Even fair-weather fans probably know that Fight Club (the movie) is based on a novel by Chuck Palahniuk. But that was a regular old words-on-paper novel. When I found out about the graphic novel, I was a bit disappointed. I was expecting a traditional novel: The original was so great! “Who needs cartoons?” I thought. Let me picture Jack and Marla in my mind. Then, I could choose to envision them as I wish—that is, in Edward Norton and Helena Bonham Carter’s image. A graphic novel just seemed so … random.
However, I admire Palahniuk more than almost any other writer. His work is always very honest, well thought out, and darkly brilliant. So I knew there was a reason for this seemingly odd literary turn.
Why a comic? Answer: A second novel would be shamelessly compared to the first, and most likely be savagely ripped apart by people who have nostalgia for the original Fight Club. We’ve seen it before. How many sequels are really as successful as the original? It is a slim minority, and they normally turn into huge series.
Yes, I’m looking at you Harry Potter and Fifty Shades. But you can’t exactly do that with Fight Club. Not after its history and cult-like following, who will always idolize the first and the first novel only. Writing a novel sequel to Fight Club would be like writing one for Catcher in the Rye or To Kill a Mockingbird. It would make headlines, but it would upset a lot of people. No matter how good it actually is, would never be valued in the same way.

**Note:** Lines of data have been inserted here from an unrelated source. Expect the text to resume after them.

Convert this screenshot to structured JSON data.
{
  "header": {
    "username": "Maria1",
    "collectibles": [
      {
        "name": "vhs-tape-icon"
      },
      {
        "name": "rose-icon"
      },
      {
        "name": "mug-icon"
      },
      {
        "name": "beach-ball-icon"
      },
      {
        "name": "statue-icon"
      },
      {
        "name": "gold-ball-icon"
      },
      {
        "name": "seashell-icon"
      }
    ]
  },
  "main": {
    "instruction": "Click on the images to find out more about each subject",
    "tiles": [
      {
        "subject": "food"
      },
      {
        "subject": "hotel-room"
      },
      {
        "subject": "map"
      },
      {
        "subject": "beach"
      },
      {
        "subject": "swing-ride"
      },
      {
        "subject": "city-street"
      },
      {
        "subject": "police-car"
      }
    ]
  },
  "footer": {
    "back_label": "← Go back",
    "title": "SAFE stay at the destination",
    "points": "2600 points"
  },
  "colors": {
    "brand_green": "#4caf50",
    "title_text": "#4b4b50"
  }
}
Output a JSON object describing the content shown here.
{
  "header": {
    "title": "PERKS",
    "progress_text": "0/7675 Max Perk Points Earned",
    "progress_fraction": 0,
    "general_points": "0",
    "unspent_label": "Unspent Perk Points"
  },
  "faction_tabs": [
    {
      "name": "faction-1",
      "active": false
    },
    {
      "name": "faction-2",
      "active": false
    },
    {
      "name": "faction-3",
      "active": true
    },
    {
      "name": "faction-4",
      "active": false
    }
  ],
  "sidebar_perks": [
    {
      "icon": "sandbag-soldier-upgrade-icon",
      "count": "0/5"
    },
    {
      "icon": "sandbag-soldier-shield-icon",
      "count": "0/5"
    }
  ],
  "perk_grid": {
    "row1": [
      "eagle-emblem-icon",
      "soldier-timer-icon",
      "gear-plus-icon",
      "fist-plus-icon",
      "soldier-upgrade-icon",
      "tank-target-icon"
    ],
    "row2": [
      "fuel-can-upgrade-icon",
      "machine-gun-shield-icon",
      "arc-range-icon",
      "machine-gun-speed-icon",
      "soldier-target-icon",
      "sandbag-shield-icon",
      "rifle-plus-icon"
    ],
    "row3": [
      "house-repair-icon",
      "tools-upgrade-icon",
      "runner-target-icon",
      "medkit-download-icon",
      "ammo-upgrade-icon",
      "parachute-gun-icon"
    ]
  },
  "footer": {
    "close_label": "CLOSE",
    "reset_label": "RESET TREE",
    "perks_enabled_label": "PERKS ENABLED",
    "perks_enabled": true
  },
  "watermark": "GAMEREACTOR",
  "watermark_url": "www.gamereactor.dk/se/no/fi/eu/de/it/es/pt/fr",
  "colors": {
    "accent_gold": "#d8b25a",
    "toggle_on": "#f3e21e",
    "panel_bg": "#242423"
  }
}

But a graphic novel: Now Palahniuk is thinking non-linearly. The graphic-novel adaptations to some of his other books, like Lullaby, were met with pretty positive reviews. But those were only available online. This will be the kind of comic that you can hold in your hands. The kind comic nerds trade in the back of their shop while chowing down on pizza and listening to alt rock (at least, that’s what Jay and Silent Bob would have me believe).
I went through my graphic-novel stage. My freshman year of college, if you talked long enough to me, I would work Kickass and The Walking Dead comics into every conversation. They were just so awesome! But then the Dexter graphic novel came out and just blew it for me. It was awful. I had read the Darkly Dreaming Dexter books and seen the whole show, and the graphic novel couldn’t compare at all.
That’s a very real possibility for Fight Club 2, and my biggest fear for it. However, this is where I call Palahniuk a genius, because unlike the graphic novels that tell us a story we already know with pretty pictures (I’m talking to you, Baby-Sitters Club and Arrow), Fight Club is refreshing: It’s adding to the tale of Jack, aka the narrator. You can either correlate it with the Jack you already knew in the original, or, since it is such a new medium, value it as a completely separate entity. It’s the best of both worlds—all Hannah Montana (or, for the older crowd, Van Halen) references aside.
I personally am going to compartmentalize this one. From the graphics and samples I’ve seen, it still has that smart darkness, but it is very different from any previous adaptation. So if we go into this new series viewing it as just that (a new series), we can enjoy Fight Club 2 on its own merits—not just because that movie we saw in the ’90s was so rad.
Fight Club 2, Issue #1 will be released on May 27.